#### Work to be completed:
Count the lines in the data below holding the string "property" and write the total by itself.

(Source records Opens)

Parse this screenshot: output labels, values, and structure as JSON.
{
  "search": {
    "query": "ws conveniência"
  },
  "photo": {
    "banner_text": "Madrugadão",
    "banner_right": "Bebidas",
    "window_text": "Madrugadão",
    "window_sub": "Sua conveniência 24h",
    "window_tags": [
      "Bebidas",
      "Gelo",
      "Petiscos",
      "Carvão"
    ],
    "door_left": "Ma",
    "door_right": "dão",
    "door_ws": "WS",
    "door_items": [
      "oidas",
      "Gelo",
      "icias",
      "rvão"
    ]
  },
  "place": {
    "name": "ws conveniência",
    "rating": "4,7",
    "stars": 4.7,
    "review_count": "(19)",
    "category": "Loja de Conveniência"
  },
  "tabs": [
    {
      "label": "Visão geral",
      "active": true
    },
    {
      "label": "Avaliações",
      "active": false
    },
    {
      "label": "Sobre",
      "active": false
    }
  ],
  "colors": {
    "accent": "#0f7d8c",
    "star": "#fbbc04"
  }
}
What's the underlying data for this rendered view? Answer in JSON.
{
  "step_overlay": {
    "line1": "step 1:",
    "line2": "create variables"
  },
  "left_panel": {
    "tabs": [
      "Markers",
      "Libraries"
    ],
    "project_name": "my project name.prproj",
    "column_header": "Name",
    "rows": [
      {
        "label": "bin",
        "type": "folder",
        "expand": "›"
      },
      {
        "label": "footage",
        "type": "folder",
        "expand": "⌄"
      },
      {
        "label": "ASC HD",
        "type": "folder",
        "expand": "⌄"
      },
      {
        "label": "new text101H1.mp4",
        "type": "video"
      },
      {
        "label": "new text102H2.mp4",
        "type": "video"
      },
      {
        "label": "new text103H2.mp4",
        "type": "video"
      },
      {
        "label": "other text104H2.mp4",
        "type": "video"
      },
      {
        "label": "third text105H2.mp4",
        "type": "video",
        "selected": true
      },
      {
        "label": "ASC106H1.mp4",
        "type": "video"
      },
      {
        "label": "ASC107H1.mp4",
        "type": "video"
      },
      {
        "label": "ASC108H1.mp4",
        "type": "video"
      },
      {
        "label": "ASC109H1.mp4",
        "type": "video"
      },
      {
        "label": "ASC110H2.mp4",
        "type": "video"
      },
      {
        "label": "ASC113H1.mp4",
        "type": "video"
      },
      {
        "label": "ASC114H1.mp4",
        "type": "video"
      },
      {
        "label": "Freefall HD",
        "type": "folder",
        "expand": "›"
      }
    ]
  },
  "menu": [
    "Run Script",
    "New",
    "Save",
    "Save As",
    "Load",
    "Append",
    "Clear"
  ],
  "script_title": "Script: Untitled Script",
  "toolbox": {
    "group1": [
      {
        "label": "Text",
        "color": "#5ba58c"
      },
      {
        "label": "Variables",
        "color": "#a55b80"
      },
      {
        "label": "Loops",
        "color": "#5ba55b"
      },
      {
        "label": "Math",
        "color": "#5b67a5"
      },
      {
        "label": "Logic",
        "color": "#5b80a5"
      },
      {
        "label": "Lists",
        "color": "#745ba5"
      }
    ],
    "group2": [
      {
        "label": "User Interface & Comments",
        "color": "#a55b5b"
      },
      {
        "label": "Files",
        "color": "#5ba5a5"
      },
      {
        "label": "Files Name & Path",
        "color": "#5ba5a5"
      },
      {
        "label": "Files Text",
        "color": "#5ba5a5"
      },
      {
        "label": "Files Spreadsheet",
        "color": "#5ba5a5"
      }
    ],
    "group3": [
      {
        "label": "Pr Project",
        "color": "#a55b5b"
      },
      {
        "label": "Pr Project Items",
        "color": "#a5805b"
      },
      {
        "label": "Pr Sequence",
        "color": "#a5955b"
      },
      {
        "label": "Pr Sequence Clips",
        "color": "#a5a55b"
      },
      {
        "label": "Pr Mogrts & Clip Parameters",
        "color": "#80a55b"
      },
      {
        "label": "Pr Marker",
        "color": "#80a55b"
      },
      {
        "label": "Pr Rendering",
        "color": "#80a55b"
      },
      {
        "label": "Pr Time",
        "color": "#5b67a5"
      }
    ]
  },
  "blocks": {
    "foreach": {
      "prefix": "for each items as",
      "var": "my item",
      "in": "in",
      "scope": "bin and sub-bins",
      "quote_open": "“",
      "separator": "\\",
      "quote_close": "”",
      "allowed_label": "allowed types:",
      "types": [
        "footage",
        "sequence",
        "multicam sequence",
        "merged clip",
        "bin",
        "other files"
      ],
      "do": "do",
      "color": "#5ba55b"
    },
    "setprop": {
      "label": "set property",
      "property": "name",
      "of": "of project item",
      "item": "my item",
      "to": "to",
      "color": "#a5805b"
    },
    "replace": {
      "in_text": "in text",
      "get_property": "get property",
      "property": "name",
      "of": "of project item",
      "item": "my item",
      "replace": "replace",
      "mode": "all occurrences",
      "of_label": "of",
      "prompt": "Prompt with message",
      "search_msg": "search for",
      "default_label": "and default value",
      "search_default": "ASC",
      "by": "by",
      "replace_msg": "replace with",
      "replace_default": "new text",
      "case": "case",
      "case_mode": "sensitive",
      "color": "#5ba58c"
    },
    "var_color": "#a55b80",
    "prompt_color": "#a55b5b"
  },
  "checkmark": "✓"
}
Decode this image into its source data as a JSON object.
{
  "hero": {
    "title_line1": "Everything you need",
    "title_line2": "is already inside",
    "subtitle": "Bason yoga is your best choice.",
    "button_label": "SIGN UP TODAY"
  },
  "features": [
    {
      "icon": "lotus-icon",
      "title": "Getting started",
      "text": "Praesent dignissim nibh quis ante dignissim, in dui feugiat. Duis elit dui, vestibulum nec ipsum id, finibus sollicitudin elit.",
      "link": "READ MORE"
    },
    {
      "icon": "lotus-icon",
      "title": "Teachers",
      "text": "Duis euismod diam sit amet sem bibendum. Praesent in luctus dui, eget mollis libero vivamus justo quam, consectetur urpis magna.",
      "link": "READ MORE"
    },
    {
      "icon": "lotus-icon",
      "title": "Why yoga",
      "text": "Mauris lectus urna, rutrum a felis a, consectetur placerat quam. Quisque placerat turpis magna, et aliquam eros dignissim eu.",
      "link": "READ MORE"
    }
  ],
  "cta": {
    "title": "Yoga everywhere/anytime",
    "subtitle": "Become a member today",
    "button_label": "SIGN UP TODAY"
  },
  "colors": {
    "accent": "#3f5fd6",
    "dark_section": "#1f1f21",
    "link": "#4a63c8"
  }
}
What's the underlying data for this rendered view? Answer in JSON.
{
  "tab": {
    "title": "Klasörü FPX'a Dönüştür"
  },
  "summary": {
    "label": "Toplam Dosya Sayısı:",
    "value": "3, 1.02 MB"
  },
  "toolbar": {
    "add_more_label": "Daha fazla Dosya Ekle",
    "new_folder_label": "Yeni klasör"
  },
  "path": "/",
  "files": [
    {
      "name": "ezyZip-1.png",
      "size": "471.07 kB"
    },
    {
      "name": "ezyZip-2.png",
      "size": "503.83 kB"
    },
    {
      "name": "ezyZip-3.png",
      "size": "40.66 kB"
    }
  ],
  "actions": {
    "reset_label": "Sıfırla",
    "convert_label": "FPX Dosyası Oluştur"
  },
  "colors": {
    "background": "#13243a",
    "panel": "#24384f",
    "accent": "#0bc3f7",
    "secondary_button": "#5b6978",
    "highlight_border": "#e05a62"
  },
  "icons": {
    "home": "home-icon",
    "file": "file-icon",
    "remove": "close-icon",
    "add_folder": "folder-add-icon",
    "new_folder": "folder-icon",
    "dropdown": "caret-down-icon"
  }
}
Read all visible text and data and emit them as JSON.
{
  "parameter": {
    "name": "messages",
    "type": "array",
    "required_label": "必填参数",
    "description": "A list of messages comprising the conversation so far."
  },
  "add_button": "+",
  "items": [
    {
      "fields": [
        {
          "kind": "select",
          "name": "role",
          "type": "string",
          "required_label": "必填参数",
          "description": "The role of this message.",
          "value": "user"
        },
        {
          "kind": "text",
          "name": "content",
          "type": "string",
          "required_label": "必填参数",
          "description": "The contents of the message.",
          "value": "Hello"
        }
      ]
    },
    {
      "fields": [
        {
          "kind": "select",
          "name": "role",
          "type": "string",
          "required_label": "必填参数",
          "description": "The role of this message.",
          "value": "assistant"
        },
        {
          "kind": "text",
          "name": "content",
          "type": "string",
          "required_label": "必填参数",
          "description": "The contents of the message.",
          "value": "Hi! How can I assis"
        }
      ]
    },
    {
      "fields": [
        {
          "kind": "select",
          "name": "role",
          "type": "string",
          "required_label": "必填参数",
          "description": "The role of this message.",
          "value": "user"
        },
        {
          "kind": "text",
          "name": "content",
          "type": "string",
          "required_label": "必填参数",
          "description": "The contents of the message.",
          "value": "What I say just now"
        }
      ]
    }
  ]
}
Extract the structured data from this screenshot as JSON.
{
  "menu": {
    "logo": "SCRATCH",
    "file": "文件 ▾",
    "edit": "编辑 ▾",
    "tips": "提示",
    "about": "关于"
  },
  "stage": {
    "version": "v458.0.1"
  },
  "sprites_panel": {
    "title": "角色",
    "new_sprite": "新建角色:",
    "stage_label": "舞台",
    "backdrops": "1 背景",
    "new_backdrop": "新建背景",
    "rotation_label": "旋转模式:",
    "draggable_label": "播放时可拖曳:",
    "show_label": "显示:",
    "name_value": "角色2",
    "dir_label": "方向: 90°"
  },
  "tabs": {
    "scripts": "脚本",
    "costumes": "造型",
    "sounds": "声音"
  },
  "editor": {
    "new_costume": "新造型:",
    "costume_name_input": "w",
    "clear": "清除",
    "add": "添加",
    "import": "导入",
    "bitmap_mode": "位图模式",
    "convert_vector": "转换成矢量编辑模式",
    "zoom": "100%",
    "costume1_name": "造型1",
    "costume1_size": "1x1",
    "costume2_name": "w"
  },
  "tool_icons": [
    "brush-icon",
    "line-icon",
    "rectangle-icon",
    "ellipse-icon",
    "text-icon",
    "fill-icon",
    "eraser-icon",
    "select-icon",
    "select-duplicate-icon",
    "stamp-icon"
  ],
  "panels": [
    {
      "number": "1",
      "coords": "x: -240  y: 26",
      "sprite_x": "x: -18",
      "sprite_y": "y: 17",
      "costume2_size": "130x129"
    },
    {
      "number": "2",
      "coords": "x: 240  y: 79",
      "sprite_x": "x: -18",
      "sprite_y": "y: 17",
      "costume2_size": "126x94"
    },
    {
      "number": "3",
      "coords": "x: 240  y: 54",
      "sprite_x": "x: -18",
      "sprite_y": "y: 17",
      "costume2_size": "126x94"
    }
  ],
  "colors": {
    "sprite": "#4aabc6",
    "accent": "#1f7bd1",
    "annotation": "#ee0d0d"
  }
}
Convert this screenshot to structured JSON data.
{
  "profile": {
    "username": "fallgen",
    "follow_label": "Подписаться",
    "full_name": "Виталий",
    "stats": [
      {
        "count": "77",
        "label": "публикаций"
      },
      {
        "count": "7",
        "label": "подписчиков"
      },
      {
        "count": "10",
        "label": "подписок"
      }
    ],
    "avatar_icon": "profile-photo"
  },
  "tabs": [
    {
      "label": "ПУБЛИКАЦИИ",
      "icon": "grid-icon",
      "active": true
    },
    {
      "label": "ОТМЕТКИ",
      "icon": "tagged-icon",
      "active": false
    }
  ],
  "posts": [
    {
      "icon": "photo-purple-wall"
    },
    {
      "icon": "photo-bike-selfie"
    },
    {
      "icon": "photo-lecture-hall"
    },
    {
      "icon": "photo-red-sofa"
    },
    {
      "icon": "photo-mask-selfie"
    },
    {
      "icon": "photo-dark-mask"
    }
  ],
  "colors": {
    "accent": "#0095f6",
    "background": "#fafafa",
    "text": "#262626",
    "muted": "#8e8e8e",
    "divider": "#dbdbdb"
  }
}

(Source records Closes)

#### Task result:
4